[Data about app and page elements]
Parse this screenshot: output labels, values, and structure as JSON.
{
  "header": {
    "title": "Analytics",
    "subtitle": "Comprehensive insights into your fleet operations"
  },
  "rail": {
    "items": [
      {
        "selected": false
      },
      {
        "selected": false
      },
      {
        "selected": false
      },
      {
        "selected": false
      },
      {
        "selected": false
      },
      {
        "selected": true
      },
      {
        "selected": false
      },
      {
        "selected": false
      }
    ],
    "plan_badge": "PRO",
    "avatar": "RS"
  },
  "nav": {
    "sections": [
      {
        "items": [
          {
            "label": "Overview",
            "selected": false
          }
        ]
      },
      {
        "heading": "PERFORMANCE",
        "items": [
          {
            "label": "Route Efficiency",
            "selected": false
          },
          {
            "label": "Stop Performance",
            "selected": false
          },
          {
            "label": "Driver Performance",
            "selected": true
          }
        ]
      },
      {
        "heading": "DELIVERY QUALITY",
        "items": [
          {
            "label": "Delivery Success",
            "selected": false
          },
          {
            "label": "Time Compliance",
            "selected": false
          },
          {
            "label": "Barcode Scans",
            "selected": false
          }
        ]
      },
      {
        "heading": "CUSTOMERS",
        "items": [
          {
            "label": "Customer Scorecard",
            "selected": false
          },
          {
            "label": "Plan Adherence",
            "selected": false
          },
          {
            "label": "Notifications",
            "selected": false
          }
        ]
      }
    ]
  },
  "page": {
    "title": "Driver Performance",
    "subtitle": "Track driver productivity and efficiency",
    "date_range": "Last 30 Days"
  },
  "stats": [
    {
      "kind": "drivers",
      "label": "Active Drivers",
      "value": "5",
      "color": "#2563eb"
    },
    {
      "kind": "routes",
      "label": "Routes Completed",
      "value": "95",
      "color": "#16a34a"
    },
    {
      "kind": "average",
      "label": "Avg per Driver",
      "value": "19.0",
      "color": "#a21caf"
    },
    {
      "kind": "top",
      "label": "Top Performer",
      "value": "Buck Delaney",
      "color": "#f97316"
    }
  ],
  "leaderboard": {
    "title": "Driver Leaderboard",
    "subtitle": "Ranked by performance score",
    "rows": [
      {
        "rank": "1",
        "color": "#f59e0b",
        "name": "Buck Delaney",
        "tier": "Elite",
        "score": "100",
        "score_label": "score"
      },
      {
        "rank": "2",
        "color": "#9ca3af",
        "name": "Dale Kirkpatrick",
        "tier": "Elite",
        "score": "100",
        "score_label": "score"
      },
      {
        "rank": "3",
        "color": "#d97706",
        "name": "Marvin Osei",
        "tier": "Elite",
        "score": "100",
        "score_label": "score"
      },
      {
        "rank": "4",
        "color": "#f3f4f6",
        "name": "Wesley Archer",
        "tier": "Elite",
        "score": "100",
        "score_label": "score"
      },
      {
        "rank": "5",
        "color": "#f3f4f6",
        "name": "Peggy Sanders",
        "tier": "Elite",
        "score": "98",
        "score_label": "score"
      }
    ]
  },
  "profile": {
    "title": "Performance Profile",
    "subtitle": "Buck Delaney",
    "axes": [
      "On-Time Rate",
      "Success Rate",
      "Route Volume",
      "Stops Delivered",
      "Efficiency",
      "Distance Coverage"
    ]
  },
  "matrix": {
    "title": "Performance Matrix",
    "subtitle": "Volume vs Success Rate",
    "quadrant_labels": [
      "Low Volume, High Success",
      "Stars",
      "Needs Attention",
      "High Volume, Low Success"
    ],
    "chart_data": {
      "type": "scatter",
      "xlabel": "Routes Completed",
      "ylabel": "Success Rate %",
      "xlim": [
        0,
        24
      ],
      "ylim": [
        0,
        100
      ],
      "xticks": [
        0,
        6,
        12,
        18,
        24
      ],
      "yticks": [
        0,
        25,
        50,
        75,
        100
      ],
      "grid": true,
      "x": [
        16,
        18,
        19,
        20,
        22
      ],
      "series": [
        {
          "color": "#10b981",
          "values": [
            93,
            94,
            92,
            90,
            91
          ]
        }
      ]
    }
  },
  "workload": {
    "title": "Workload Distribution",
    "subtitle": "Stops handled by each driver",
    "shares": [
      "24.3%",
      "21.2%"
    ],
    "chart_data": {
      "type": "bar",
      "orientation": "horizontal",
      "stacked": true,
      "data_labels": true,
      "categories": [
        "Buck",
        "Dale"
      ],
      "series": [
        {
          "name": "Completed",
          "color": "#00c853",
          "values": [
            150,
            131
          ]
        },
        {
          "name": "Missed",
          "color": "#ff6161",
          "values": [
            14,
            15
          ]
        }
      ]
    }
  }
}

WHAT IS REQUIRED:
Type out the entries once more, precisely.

RESULT OF THE TASK:
Parse this screenshot: output labels, values, and structure as JSON.
{
  "header": {
    "title": "Analytics",
    "subtitle": "Comprehensive insights into your fleet operations"
  },
  "rail": {
    "items": [
      {
        "selected": false
      },
      {
        "selected": false
      },
      {
        "selected": false
      },
      {
        "selected": false
      },
      {
        "selected": false
      },
      {
        "selected": true
      },
      {
        "selected": false
      },
      {
        "selected": false
      }
    ],
    "plan_badge": "PRO",
    "avatar": "RS"
  },
  "nav": {
    "sections": [
      {
        "items": [
          {
            "label": "Overview",
            "selected": false
          }
        ]
      },
      {
        "heading": "PERFORMANCE",
        "items": [
          {
            "label": "Route Efficiency",
            "selected": false
          },
          {
            "label": "Stop Performance",
            "selected": false
          },
          {
            "label": "Driver Performance",
            "selected": true
          }
        ]
      },
      {
        "heading": "DELIVERY QUALITY",
        "items": [
          {
            "label": "Delivery Success",
            "selected": false
          },
          {
            "label": "Time Compliance",
            "selected": false
          },
          {
            "label": "Barcode Scans",
            "selected": false
          }
        ]
      },
      {
        "heading": "CUSTOMERS",
        "items": [
          {
            "label": "Customer Scorecard",
            "selected": false
          },
          {
            "label": "Plan Adherence",
            "selected": false
          },
          {
            "label": "Notifications",
            "selected": false
          }
        ]
      }
    ]
  },
  "page": {
    "title": "Driver Performance",
    "subtitle": "Track driver productivity and efficiency",
    "date_range": "Last 30 Days"
  },
  "stats": [
    {
      "kind": "drivers",
      "label": "Active Drivers",
      "value": "5",
      "color": "#2563eb"
    },
    {
      "kind": "routes",
      "label": "Routes Completed",
      "value": "95",
      "color": "#16a34a"
    },
    {
      "kind": "average",
      "label": "Avg per Driver",
      "value": "19.0",
      "color": "#a21caf"
    },
    {
      "kind": "top",
      "label": "Top Performer",
      "value": "Buck Delaney",
      "color": "#f97316"
    }
  ],
  "leaderboard": {
    "title": "Driver Leaderboard",
    "subtitle": "Ranked by performance score",
    "rows": [
      {
        "rank": "1",
        "color": "#f59e0b",
        "name": "Buck Delaney",
        "tier": "Elite",
        "score": "100",
        "score_label": "score"
      },
      {
        "rank": "2",
        "color": "#9ca3af",
        "name": "Dale Kirkpatrick",
        "tier": "Elite",
        "score": "100",
        "score_label": "score"
      },
      {
        "rank": "3",
        "color": "#d97706",
        "name": "Marvin Osei",
        "tier": "Elite",
        "score": "100",
        "score_label": "score"
      },
      {
        "rank": "4",
        "color": "#f3f4f6",
        "name": "Wesley Archer",
        "tier": "Elite",
        "score": "100",
        "score_label": "score"
      },
      {
        "rank": "5",
        "color": "#f3f4f6",
        "name": "Peggy Sanders",
        "tier": "Elite",
        "score": "98",
        "score_label": "score"
      }
    ]
  },
  "profile": {
    "title": "Performance Profile",
    "subtitle": "Buck Delaney",
    "axes": [
      "On-Time Rate",
      "Success Rate",
      "Route Volume",
      "Stops Delivered",
      "Efficiency",
      "Distance Coverage"
    ]
  },
  "matrix": {
    "title": "Performance Matrix",
    "subtitle": "Volume vs Success Rate",
    "quadrant_labels": [
      "Low Volume, High Success",
      "Stars",
      "Needs Attention",
      "High Volume, Low Success"
    ],
    "chart_data": {
      "type": "scatter",
      "xlabel": "Routes Completed",
      "ylabel": "Success Rate %",
      "xlim": [
        0,
        24
      ],
      "ylim": [
        0,
        100
      ],
      "xticks": [
        0,
        6,
        12,
        18,
        24
      ],
      "yticks": [
        0,
        25,
        50,
        75,
        100
      ],
      "grid": true,
      "x": [
        16,
        18,
        19,
        20,
        22
      ],
      "series": [
        {
          "color": "#10b981",
          "values": [
            93,
            94,
            92,
            90,
            91
          ]
        }
      ]
    }
  },
  "workload": {
    "title": "Workload Distribution",
    "subtitle": "Stops handled by each driver",
    "shares": [
      "24.3%",
      "21.2%"
    ],
    "chart_data": {
      "type": "bar",
      "orientation": "horizontal",
      "stacked": true,
      "data_labels": true,
      "categories": [
        "Buck",
        "Dale"
      ],
      "series": [
        {
          "name": "Completed",
          "color": "#00c853",
          "values": [
            150,
            131
          ]
        },
        {
          "name": "Missed",
          "color": "#ff6161",
          "values": [
            14,
            15
          ]
        }
      ]
    }
  }
}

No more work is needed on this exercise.